The argumentative theory of reasoning could shed light on a scenario that I hinted at in my first post about freedom. Suppose that you are about to be presented with two options, 1 and 2, and that you have decided to choose option 1. Person B, not knowing this, attempts to coerce you into choosing that option. You change your decision to 2, even though it is the less attractive option, in order to in some way assert your independence from B. The argumentative theory could offer the explanation that reasoning about this situation would lead you to choose 2 if you think it would be easier to justify that choice than it would be to respond to accusations that you were too-easily swayed by B.
This decision isn’t necessarily irrational. It may be that your choosing option 1 after the attempt at coercion really would damage others’ opinions of you, or that it would encourage B to attempt further coercions in the future.
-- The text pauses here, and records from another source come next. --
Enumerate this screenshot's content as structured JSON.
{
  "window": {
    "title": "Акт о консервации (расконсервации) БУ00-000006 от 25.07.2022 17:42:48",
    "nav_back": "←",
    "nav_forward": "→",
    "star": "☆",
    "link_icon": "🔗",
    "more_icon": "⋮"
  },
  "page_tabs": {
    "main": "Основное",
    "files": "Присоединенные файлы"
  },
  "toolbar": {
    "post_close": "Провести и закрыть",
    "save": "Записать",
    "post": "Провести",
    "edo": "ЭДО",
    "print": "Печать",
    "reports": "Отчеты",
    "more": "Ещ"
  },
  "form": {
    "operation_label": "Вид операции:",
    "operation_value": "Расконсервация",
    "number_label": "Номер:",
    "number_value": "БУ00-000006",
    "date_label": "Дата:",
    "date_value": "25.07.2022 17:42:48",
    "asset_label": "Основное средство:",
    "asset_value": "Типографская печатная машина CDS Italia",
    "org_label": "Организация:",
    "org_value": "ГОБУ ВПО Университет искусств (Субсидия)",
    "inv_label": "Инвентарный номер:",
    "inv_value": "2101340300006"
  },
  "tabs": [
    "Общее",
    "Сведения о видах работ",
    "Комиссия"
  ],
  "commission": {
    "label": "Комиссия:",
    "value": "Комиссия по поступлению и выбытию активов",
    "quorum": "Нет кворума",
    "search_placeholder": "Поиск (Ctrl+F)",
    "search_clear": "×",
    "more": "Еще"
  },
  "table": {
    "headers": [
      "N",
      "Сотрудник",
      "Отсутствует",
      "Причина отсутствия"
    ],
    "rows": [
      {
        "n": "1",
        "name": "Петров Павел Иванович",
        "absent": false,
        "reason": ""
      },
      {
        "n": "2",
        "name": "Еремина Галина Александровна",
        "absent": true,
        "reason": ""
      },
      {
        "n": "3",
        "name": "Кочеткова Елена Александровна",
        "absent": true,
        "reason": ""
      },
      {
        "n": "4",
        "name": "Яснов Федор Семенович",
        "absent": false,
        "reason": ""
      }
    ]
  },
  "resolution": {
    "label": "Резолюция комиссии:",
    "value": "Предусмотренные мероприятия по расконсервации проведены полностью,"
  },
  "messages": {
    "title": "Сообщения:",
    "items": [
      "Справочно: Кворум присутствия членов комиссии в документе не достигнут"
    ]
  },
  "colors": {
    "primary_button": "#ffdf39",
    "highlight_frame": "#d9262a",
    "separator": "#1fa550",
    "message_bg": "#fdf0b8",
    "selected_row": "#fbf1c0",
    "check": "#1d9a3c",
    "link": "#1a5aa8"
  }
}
Presumably, the greater the difference in utility between 1 and 2 the less inclined you will be to change your decision, not least because other people will be less likely to accuse you of being manipulated if the choice you made is obviously the better one.
I don’t have experimental evidence to back up this example, though there may be some that I don’t know about. If it proves true, it might give us some insight into what it is we desire when we desire to be independent. It suggests a way of thinking about independence that avoids unclear talk about choice, if not one that would serve particularly well in a definition of freedom.